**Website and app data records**
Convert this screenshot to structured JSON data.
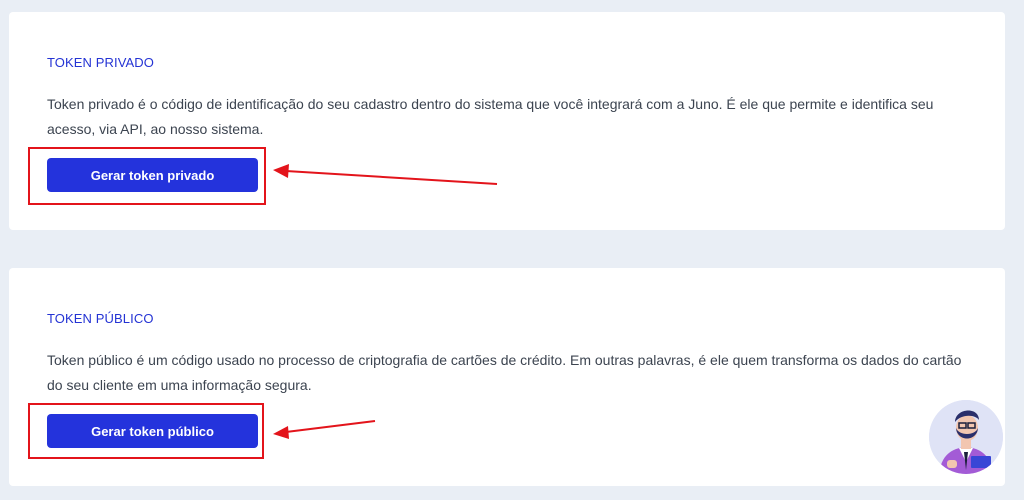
{
  "private_token": {
    "title": "TOKEN PRIVADO",
    "description": "Token privado é o código de identificação do seu cadastro dentro do sistema que você integrará com a Juno. É ele que permite e identifica seu acesso, via API, ao nosso sistema.",
    "button_label": "Gerar token privado"
  },
  "public_token": {
    "title": "TOKEN PÚBLICO",
    "description": "Token público é um código usado no processo de criptografia de cartões de crédito. Em outras palavras, é ele quem transforma os dados do cartão do seu cliente em uma informação segura.",
    "button_label": "Gerar token público"
  },
  "colors": {
    "background": "#e9eef5",
    "card": "#ffffff",
    "title": "#2433d4",
    "button": "#2433dc",
    "annotation": "#e3141b"
  },
  "icons": {
    "assistant": "assistant-avatar-icon",
    "annotation_arrow": "red-arrow-icon"
  }
}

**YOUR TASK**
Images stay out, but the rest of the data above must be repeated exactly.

**RESULT**
Convert this screenshot to structured JSON data.
{
  "private_token": {
    "title": "TOKEN PRIVADO",
    "description": "Token privado é o código de identificação do seu cadastro dentro do sistema que você integrará com a Juno. É ele que permite e identifica seu acesso, via API, ao nosso sistema.",
    "button_label": "Gerar token privado"
  },
  "public_token": {
    "title": "TOKEN PÚBLICO",
    "description": "Token público é um código usado no processo de criptografia de cartões de crédito. Em outras palavras, é ele quem transforma os dados do cartão do seu cliente em uma informação segura.",
    "button_label": "Gerar token público"
  },
  "colors": {
    "background": "#e9eef5",
    "card": "#ffffff",
    "title": "#2433d4",
    "button": "#2433dc",
    "annotation": "#e3141b"
  },
  "icons": {
    "assistant": "assistant-avatar-icon",
    "annotation_arrow": "red-arrow-icon"
  }
}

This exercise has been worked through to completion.